Creating Family.November 11, 2012 at 12:08 pm | Posted in NaBloPoMo, Stuff Outta My Head | 9 Comments
I’m not sure what it was about my last post that made it seem like I am not thankful to have my husband here, as short as his stay this weekend might be, but I want to apologize if I came across that way.
I miss him when he’s gone. And I don’t relish the idea that he’s getting back on a plane this week.
But just like I am thankful to have Lucky in my life, I am also thankful for Charlie. And I am thankful that I am not a single parent 100% of the time.
That doesn’t mean I can’t miss him when he’s gone, or talk about how I dislike his travel schedule either. My story, right now, includes missing my husband when he’s gone. Still my story.
And this is kind of an appropriate topic, because yesterday Charlie and I went to a wedding, where they had a Catholic ceremony; one of my few experiences with Mass (goodness, is it even capitalized?).
I was intrigued by the responses that everyone seemed to know by rote, the kneeling, the pagentry of the Communion. I sat next to a friend who is Catholic, and after the ceremony, we talked at length about how things were really different from when we were all kids: confession now is a face to face conversation with a priest. Even some of the rituals of the church, like Communion, are much different.
And I have to admit, I was so curious about the priest. As a person who did not grow up Catholic and is not very religous, the idea that the elderly priest believed in a God so deeply that he would eschew a wife and/or kids and dedicate his life to the church was fascinating to me.
It was interesting, too, to see the KIND of teachings the priest talked about.
Our friends that got married yesterday are not planning on having children; they are one of the rare few people who have decided that being parents is not for them. And (because of course I’m sensitive to the whole “child(ren)” discussion right now) I paid attention to how often the topic of children came up.
First reading: Adam and Eve, and God tells them to go and “be fertile.” Second reading: Be welcoming.

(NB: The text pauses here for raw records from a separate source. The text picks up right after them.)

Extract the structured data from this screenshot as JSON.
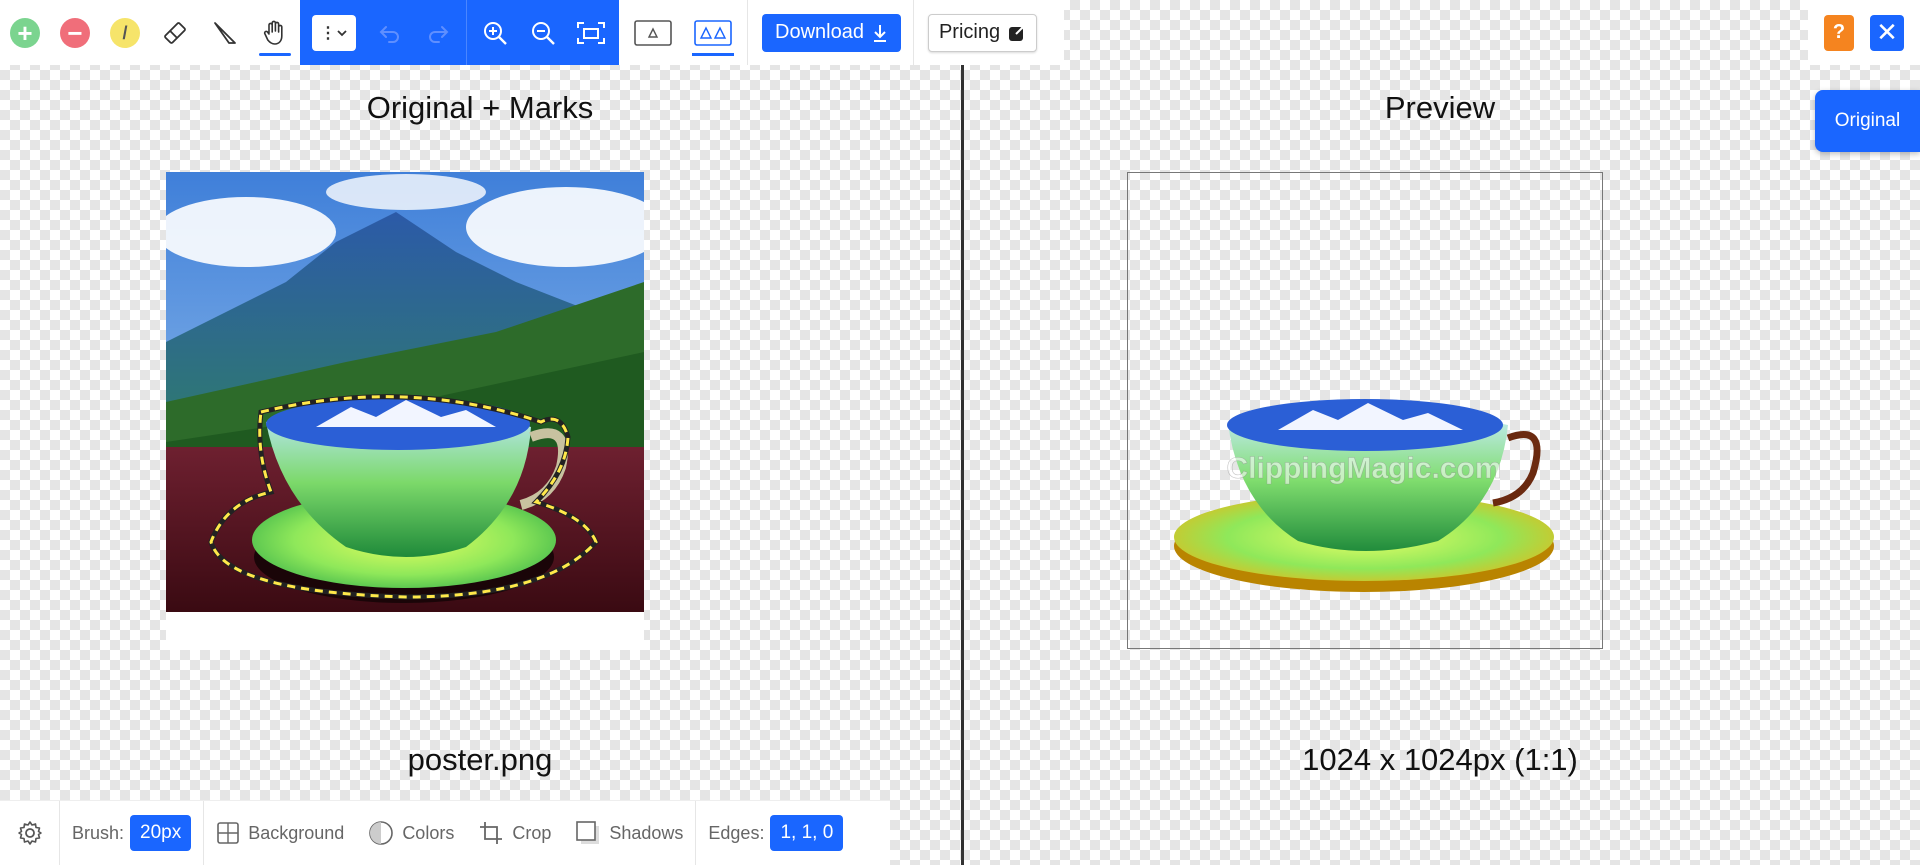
{
  "toolbar": {
    "tools": [
      {
        "name": "keep-tool",
        "icon": "plus-circle-icon"
      },
      {
        "name": "remove-tool",
        "icon": "minus-circle-icon"
      },
      {
        "name": "hair-tool",
        "icon": "slash-circle-icon"
      },
      {
        "name": "eraser-tool",
        "icon": "eraser-icon"
      },
      {
        "name": "scalpel-tool",
        "icon": "scalpel-icon"
      },
      {
        "name": "pan-tool",
        "icon": "hand-icon",
        "active": true
      }
    ],
    "menu_glyph": "⋮",
    "download_label": "Download",
    "pricing_label": "Pricing"
  },
  "top_right": {
    "help_label": "?",
    "close_label": "✕"
  },
  "original_button_label": "Original",
  "left_panel": {
    "title": "Original + Marks",
    "filename": "poster.png"
  },
  "right_panel": {
    "title": "Preview",
    "watermark": "ClippingMagic.com",
    "dimensions": "1024 x 1024px (1:1)"
  },
  "bottom_toolbar": {
    "brush_label": "Brush:",
    "brush_value": "20px",
    "background_label": "Background",
    "colors_label": "Colors",
    "crop_label": "Crop",
    "shadows_label": "Shadows",
    "edges_label": "Edges:",
    "edges_value": "1, 1, 0"
  },
  "colors": {
    "accent": "#1a66ff",
    "help": "#f5841f"
  }
}
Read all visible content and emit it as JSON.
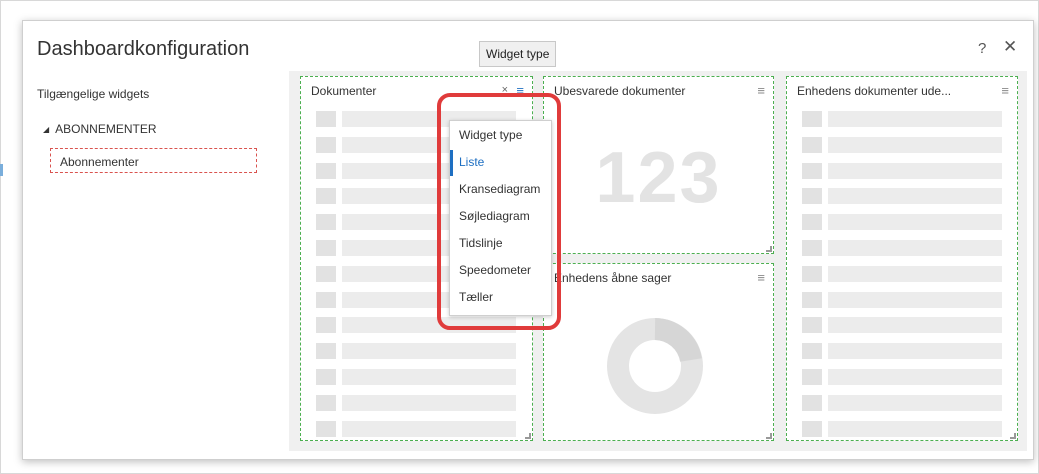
{
  "dialog": {
    "title": "Dashboardkonfiguration",
    "tooltip": "Widget type",
    "help_icon": "?",
    "close_icon": "✕"
  },
  "sidebar": {
    "title": "Tilgængelige widgets",
    "group_label": "ABONNEMENTER",
    "selected_item": "Abonnementer"
  },
  "widgets": {
    "dokumenter": {
      "title": "Dokumenter",
      "close_icon": "×",
      "menu_icon": "≡"
    },
    "ubesvarede": {
      "title": "Ubesvarede dokumenter",
      "menu_icon": "≡",
      "counter": "123"
    },
    "enhedens_aabne": {
      "title": "Enhedens åbne sager",
      "menu_icon": "≡"
    },
    "enhedens_dokumenter": {
      "title": "Enhedens dokumenter ude...",
      "menu_icon": "≡"
    }
  },
  "widget_type_menu": {
    "header": "Widget type",
    "options": [
      "Liste",
      "Kransediagram",
      "Søjlediagram",
      "Tidslinje",
      "Speedometer",
      "Tæller"
    ],
    "selected": "Liste"
  },
  "colors": {
    "highlight": "#e03b3b",
    "widget_border": "#4caf50",
    "active_option": "#1e6fc2",
    "selected_item_border": "#d9534f"
  }
}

The priest, in his homily, tells them that the wedding, today, is about welcoming each other as husband and wife. And welcoming children, which will create their family. They actually vowed to welcome children with open arms as part of their wedding vows.
This idea that children made you a family somehow seemed an integral part of the service.
And it made me think about this whole idea of creating family, and how I felt about the definition of family, and how the newly married couple defines their family differently than what the priest talked about. And then I started thinking about how my feelings about creating family have changed over the years.
When we were trying for children, I believed that only kids would make Charlie and I a family. I’m not sure why I felt this way, honestly. Maybe I internalized the teachings of my childhood church more than I thought. Maybe I felt like a family was something you had to work to create; that a person, or people, who were a combination of Charlie and me bonded us as a family more than any ceremony could. I don’t know.
What I DO know is that now I feel completely different.
Charlie and I, when we moved in together, created our family. When we pledged to each other to build a life, when we merged our possessions, when we went to family events as a team, together. When we realized that we loved each other and wanted to wake up next to each other for the rest of our lives.
THAT is when we started our family, he and I. And when we finally brought home Lucky, our family – the one we created – expanded to include him.
Familes are created every day. And none look alike. Whereas Charlie and I went the traditional route of getting married and having a child, our friends B&C have decided that they are a family, just the two of them. My friend K, who swore to me after her divorce that she will never marry again, has her family: two children with her partner. We have girlfriends who, thankfully, are allowed to marry in Massachusetts, who have been living together for the past two years, who have decided to marry, but who insist that they are a family already. I’d guess that if pressed, the priest would say that his family is his church and God.
Family is one of those things that YOU, as a person, define. And that definition changes over the years.
Today I define our family as Charlie, Lucky, and I.
And I am very thankful for my family.